▶ _Problem_: Please return every line of the records that contains the word "attest".

Dataset rows for apps and sites:
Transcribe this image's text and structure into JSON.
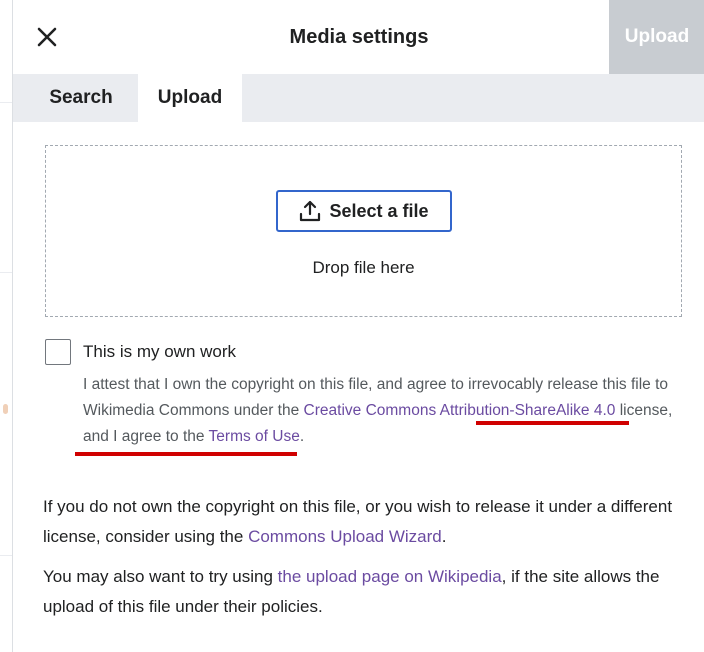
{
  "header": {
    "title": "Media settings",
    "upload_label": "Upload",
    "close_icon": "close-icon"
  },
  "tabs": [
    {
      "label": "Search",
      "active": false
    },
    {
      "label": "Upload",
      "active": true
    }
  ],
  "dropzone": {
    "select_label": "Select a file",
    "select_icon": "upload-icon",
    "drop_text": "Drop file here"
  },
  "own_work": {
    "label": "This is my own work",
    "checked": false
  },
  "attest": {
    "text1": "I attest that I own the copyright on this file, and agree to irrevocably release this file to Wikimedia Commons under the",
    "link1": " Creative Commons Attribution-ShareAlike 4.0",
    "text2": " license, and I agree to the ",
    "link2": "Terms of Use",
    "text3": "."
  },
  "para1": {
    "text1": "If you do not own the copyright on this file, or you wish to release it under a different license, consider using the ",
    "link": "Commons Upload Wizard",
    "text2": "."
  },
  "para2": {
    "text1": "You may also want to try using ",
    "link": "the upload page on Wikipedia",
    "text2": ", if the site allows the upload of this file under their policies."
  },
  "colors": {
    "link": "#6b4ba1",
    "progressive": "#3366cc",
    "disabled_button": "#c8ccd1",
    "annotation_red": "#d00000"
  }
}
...
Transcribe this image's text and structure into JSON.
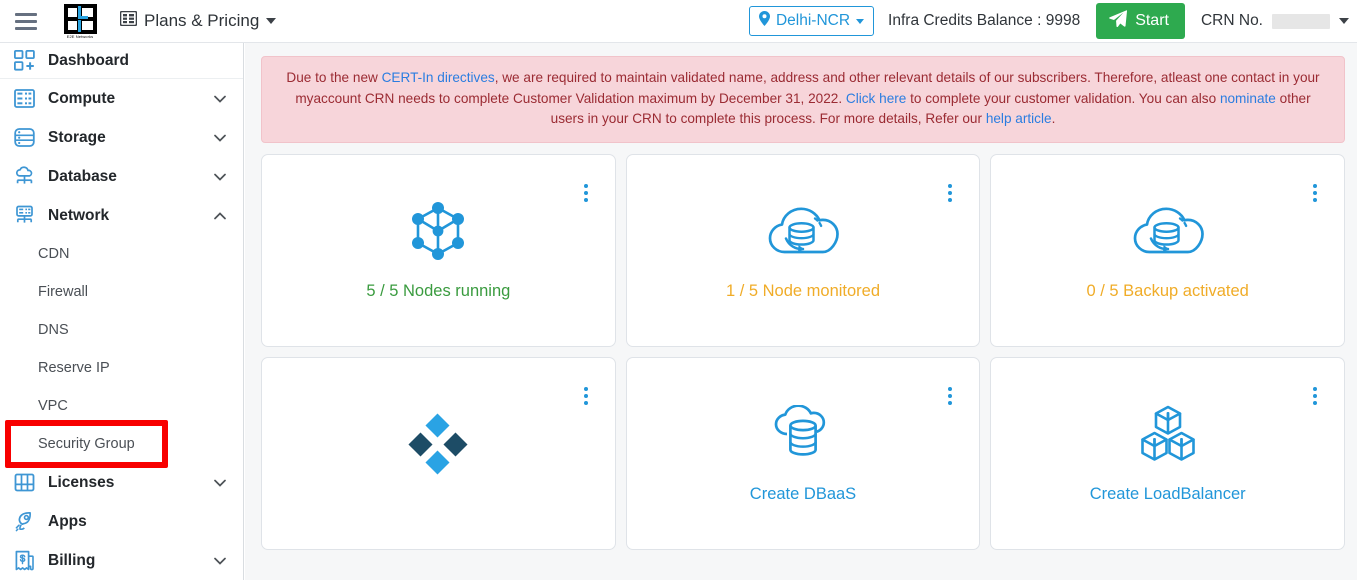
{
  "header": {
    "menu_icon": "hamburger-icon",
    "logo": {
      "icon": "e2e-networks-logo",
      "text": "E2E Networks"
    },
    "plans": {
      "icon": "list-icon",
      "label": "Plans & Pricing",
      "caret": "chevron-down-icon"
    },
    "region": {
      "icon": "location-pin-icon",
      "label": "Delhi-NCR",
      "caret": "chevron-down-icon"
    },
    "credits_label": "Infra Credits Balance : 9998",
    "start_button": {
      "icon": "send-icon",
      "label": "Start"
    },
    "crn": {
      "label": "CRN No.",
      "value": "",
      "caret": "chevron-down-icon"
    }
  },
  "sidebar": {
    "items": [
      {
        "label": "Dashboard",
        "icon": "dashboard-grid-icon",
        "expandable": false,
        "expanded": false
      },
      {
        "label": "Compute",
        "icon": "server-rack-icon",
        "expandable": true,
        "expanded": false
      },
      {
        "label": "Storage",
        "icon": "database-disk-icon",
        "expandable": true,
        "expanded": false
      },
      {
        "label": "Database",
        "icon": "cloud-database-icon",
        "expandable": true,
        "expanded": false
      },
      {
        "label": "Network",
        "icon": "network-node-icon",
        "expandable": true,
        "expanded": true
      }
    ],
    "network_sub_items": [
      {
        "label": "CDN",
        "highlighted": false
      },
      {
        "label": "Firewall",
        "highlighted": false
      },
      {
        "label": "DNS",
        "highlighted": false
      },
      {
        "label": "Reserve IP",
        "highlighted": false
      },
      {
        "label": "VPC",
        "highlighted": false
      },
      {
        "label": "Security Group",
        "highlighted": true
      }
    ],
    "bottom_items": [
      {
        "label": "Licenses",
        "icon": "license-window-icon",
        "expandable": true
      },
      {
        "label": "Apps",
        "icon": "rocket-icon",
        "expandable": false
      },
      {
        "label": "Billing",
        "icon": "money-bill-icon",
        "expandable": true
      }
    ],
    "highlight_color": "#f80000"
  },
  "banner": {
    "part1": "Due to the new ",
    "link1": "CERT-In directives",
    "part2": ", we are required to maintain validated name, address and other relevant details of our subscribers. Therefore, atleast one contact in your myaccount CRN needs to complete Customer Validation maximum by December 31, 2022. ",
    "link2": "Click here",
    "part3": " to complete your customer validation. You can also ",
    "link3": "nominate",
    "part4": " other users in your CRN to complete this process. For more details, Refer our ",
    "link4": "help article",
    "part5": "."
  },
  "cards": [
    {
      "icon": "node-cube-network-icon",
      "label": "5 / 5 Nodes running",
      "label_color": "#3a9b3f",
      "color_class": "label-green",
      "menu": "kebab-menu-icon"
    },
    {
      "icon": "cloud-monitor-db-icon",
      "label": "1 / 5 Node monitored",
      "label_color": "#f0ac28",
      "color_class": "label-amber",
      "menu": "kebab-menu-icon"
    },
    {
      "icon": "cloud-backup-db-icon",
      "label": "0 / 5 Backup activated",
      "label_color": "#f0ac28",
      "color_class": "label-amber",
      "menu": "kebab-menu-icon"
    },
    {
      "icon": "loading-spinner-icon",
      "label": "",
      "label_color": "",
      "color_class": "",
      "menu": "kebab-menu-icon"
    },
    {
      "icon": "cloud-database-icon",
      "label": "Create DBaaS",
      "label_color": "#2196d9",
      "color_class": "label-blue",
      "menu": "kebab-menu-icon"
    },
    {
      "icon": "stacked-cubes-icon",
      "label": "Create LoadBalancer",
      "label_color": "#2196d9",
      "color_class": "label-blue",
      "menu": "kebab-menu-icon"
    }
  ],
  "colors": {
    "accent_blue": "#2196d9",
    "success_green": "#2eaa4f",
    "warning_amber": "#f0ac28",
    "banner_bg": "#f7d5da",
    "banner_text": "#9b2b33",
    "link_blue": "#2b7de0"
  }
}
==
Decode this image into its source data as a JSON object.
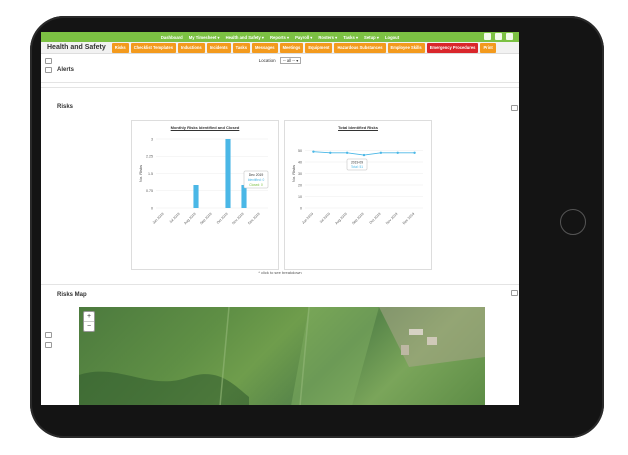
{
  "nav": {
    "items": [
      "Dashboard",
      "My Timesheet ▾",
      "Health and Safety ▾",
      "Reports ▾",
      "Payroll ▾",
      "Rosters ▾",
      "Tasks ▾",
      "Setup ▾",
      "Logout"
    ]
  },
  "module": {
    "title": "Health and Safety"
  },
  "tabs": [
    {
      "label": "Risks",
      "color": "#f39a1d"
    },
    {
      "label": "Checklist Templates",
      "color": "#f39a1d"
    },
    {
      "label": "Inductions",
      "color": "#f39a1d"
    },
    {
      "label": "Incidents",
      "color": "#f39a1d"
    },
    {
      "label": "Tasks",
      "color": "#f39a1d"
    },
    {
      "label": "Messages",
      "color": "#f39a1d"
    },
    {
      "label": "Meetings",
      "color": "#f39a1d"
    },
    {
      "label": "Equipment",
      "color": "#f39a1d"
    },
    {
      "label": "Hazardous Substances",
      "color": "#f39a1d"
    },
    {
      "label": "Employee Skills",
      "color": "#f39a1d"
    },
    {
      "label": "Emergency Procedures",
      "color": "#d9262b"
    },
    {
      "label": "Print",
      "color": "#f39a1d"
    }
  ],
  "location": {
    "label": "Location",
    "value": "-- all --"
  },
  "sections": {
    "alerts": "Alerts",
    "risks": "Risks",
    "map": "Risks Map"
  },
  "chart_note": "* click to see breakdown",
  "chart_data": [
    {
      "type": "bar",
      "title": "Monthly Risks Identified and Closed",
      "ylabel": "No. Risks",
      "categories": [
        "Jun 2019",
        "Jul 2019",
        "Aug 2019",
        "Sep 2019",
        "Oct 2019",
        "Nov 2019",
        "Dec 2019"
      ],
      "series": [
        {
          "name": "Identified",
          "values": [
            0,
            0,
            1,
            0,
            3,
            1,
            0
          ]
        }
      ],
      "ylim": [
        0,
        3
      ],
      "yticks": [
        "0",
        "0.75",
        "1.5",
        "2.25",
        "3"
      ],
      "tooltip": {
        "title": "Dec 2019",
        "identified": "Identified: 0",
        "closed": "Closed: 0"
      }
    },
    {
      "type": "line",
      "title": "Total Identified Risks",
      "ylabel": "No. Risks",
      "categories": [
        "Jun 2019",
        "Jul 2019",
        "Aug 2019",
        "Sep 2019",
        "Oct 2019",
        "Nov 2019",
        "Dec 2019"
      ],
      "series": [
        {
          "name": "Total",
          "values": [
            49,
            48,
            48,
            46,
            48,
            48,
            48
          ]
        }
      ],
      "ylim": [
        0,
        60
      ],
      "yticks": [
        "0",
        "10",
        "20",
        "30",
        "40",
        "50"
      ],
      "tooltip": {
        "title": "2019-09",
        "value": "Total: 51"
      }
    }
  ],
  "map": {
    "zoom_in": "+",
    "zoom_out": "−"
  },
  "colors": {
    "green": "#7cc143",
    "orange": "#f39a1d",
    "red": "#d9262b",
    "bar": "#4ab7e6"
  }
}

▶ _Task output_:
  "attest": {
    "text1": "I attest that I own the copyright on this file, and agree to irrevocably release this file to Wikimedia Commons under the",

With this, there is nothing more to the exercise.